-- Opening Marker --

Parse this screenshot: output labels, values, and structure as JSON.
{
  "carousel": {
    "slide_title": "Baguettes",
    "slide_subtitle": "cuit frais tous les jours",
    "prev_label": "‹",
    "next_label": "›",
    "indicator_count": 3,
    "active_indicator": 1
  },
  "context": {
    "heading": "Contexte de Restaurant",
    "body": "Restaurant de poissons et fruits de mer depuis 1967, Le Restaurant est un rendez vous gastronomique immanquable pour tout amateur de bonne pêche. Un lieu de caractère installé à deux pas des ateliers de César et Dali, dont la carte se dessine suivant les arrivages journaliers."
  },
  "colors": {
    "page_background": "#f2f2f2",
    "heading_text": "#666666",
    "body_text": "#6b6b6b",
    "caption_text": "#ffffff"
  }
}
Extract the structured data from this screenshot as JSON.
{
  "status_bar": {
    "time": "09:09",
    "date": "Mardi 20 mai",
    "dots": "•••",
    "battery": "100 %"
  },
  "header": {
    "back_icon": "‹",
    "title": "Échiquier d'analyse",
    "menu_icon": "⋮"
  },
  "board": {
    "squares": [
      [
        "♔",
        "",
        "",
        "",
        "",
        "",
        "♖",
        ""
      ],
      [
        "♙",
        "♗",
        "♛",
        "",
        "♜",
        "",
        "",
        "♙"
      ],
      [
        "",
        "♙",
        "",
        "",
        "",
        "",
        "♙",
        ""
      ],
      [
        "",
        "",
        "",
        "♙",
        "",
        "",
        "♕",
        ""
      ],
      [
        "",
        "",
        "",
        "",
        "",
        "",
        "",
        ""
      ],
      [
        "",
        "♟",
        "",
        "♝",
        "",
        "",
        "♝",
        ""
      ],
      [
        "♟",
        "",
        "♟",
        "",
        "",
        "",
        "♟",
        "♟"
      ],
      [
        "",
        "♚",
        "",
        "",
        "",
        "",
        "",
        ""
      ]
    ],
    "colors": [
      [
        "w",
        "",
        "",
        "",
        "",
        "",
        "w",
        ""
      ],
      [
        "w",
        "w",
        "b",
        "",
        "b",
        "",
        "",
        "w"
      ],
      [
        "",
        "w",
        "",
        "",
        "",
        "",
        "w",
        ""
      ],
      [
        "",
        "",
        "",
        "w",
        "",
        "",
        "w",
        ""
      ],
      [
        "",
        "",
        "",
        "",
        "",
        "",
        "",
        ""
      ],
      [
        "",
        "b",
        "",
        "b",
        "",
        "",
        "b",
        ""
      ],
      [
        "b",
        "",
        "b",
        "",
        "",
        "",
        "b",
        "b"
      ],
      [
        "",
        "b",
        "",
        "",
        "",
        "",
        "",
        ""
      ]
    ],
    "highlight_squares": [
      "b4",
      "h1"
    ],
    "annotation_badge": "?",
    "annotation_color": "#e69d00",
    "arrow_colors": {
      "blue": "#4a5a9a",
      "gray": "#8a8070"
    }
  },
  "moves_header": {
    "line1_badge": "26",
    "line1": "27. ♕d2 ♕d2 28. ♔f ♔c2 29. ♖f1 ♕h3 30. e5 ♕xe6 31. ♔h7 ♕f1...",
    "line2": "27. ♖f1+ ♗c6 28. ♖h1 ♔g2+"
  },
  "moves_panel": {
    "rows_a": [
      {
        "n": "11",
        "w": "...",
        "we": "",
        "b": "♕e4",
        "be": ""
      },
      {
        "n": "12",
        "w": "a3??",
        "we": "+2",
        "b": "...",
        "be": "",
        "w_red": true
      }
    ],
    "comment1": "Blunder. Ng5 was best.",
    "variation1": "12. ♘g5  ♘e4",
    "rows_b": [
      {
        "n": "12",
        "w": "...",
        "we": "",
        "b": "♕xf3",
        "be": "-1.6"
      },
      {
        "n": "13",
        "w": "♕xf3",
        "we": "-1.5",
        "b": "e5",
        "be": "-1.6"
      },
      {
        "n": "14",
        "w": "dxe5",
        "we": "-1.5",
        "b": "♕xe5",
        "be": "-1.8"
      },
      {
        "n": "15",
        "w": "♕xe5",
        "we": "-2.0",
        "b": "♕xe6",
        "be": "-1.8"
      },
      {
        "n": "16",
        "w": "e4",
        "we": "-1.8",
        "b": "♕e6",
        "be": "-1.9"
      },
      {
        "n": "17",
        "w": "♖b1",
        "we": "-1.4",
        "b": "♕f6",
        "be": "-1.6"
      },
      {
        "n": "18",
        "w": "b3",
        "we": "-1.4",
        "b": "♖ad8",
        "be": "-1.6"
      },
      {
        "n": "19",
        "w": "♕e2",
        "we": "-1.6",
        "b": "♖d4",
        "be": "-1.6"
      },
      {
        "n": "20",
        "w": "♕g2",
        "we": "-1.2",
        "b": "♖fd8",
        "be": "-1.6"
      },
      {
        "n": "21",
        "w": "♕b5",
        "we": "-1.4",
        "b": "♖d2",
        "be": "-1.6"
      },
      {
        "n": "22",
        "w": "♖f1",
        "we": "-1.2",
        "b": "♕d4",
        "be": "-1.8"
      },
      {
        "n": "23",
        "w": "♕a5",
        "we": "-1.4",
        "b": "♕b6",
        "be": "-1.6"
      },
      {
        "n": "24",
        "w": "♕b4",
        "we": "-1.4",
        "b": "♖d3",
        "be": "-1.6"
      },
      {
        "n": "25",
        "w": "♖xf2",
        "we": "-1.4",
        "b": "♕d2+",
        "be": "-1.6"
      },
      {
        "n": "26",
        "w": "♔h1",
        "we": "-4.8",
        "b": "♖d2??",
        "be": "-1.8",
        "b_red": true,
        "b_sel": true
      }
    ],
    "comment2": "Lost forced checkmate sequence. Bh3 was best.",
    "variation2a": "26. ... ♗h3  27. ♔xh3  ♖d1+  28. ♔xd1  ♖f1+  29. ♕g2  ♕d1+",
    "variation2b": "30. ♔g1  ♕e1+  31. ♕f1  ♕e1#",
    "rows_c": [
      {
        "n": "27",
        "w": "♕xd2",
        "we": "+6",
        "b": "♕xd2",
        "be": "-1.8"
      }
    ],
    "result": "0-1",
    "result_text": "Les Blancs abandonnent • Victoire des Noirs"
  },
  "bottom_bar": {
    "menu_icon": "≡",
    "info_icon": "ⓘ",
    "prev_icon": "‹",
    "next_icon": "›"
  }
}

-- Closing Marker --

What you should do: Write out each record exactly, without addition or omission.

Solution:
Parse this screenshot: output labels, values, and structure as JSON.
{
  "carousel": {
    "slide_title": "Baguettes",
    "slide_subtitle": "cuit frais tous les jours",
    "prev_label": "‹",
    "next_label": "›",
    "indicator_count": 3,
    "active_indicator": 1
  },
  "context": {
    "heading": "Contexte de Restaurant",
    "body": "Restaurant de poissons et fruits de mer depuis 1967, Le Restaurant est un rendez vous gastronomique immanquable pour tout amateur de bonne pêche. Un lieu de caractère installé à deux pas des ateliers de César et Dali, dont la carte se dessine suivant les arrivages journaliers."
  },
  "colors": {
    "page_background": "#f2f2f2",
    "heading_text": "#666666",
    "body_text": "#6b6b6b",
    "caption_text": "#ffffff"
  }
}
Extract the structured data from this screenshot as JSON.
{
  "status_bar": {
    "time": "09:09",
    "date": "Mardi 20 mai",
    "dots": "•••",
    "battery": "100 %"
  },
  "header": {
    "back_icon": "‹",
    "title": "Échiquier d'analyse",
    "menu_icon": "⋮"
  },
  "board": {
    "squares": [
      [
        "♔",
        "",
        "",
        "",
        "",
        "",
        "♖",
        ""
      ],
      [
        "♙",
        "♗",
        "♛",
        "",
        "♜",
        "",
        "",
        "♙"
      ],
      [
        "",
        "♙",
        "",
        "",
        "",
        "",
        "♙",
        ""
      ],
      [
        "",
        "",
        "",
        "♙",
        "",
        "",
        "♕",
        ""
      ],
      [
        "",
        "",
        "",
        "",
        "",
        "",
        "",
        ""
      ],
      [
        "",
        "♟",
        "",
        "♝",
        "",
        "",
        "♝",
        ""
      ],
      [
        "♟",
        "",
        "♟",
        "",
        "",
        "",
        "♟",
        "♟"
      ],
      [
        "",
        "♚",
        "",
        "",
        "",
        "",
        "",
        ""
      ]
    ],
    "colors": [
      [
        "w",
        "",
        "",
        "",
        "",
        "",
        "w",
        ""
      ],
      [
        "w",
        "w",
        "b",
        "",
        "b",
        "",
        "",
        "w"
      ],
      [
        "",
        "w",
        "",
        "",
        "",
        "",
        "w",
        ""
      ],
      [
        "",
        "",
        "",
        "w",
        "",
        "",
        "w",
        ""
      ],
      [
        "",
        "",
        "",
        "",
        "",
        "",
        "",
        ""
      ],
      [
        "",
        "b",
        "",
        "b",
        "",
        "",
        "b",
        ""
      ],
      [
        "b",
        "",
        "b",
        "",
        "",
        "",
        "b",
        "b"
      ],
      [
        "",
        "b",
        "",
        "",
        "",
        "",
        "",
        ""
      ]
    ],
    "highlight_squares": [
      "b4",
      "h1"
    ],
    "annotation_badge": "?",
    "annotation_color": "#e69d00",
    "arrow_colors": {
      "blue": "#4a5a9a",
      "gray": "#8a8070"
    }
  },
  "moves_header": {
    "line1_badge": "26",
    "line1": "27. ♕d2 ♕d2 28. ♔f ♔c2 29. ♖f1 ♕h3 30. e5 ♕xe6 31. ♔h7 ♕f1...",
    "line2": "27. ♖f1+ ♗c6 28. ♖h1 ♔g2+"
  },
  "moves_panel": {
    "rows_a": [
      {
        "n": "11",
        "w": "...",
        "we": "",
        "b": "♕e4",
        "be": ""
      },
      {
        "n": "12",
        "w": "a3??",
        "we": "+2",
        "b": "...",
        "be": "",
        "w_red": true
      }
    ],
    "comment1": "Blunder. Ng5 was best.",
    "variation1": "12. ♘g5  ♘e4",
    "rows_b": [
      {
        "n": "12",
        "w": "...",
        "we": "",
        "b": "♕xf3",
        "be": "-1.6"
      },
      {
        "n": "13",
        "w": "♕xf3",
        "we": "-1.5",
        "b": "e5",
        "be": "-1.6"
      },
      {
        "n": "14",
        "w": "dxe5",
        "we": "-1.5",
        "b": "♕xe5",
        "be": "-1.8"
      },
      {
        "n": "15",
        "w": "♕xe5",
        "we": "-2.0",
        "b": "♕xe6",
        "be": "-1.8"
      },
      {
        "n": "16",
        "w": "e4",
        "we": "-1.8",
        "b": "♕e6",
        "be": "-1.9"
      },
      {
        "n": "17",
        "w": "♖b1",
        "we": "-1.4",
        "b": "♕f6",
        "be": "-1.6"
      },
      {
        "n": "18",
        "w": "b3",
        "we": "-1.4",
        "b": "♖ad8",
        "be": "-1.6"
      },
      {
        "n": "19",
        "w": "♕e2",
        "we": "-1.6",
        "b": "♖d4",
        "be": "-1.6"
      },
      {
        "n": "20",
        "w": "♕g2",
        "we": "-1.2",
        "b": "♖fd8",
        "be": "-1.6"
      },
      {
        "n": "21",
        "w": "♕b5",
        "we": "-1.4",
        "b": "♖d2",
        "be": "-1.6"
      },
      {
        "n": "22",
        "w": "♖f1",
        "we": "-1.2",
        "b": "♕d4",
        "be": "-1.8"
      },
      {
        "n": "23",
        "w": "♕a5",
        "we": "-1.4",
        "b": "♕b6",
        "be": "-1.6"
      },
      {
        "n": "24",
        "w": "♕b4",
        "we": "-1.4",
        "b": "♖d3",
        "be": "-1.6"
      },
      {
        "n": "25",
        "w": "♖xf2",
        "we": "-1.4",
        "b": "♕d2+",
        "be": "-1.6"
      },
      {
        "n": "26",
        "w": "♔h1",
        "we": "-4.8",
        "b": "♖d2??",
        "be": "-1.8",
        "b_red": true,
        "b_sel": true
      }
    ],
    "comment2": "Lost forced checkmate sequence. Bh3 was best.",
    "variation2a": "26. ... ♗h3  27. ♔xh3  ♖d1+  28. ♔xd1  ♖f1+  29. ♕g2  ♕d1+",
    "variation2b": "30. ♔g1  ♕e1+  31. ♕f1  ♕e1#",
    "rows_c": [
      {
        "n": "27",
        "w": "♕xd2",
        "we": "+6",
        "b": "♕xd2",
        "be": "-1.8"
      }
    ],
    "result": "0-1",
    "result_text": "Les Blancs abandonnent • Victoire des Noirs"
  },
  "bottom_bar": {
    "menu_icon": "≡",
    "info_icon": "ⓘ",
    "prev_icon": "‹",
    "next_icon": "›"
  }
}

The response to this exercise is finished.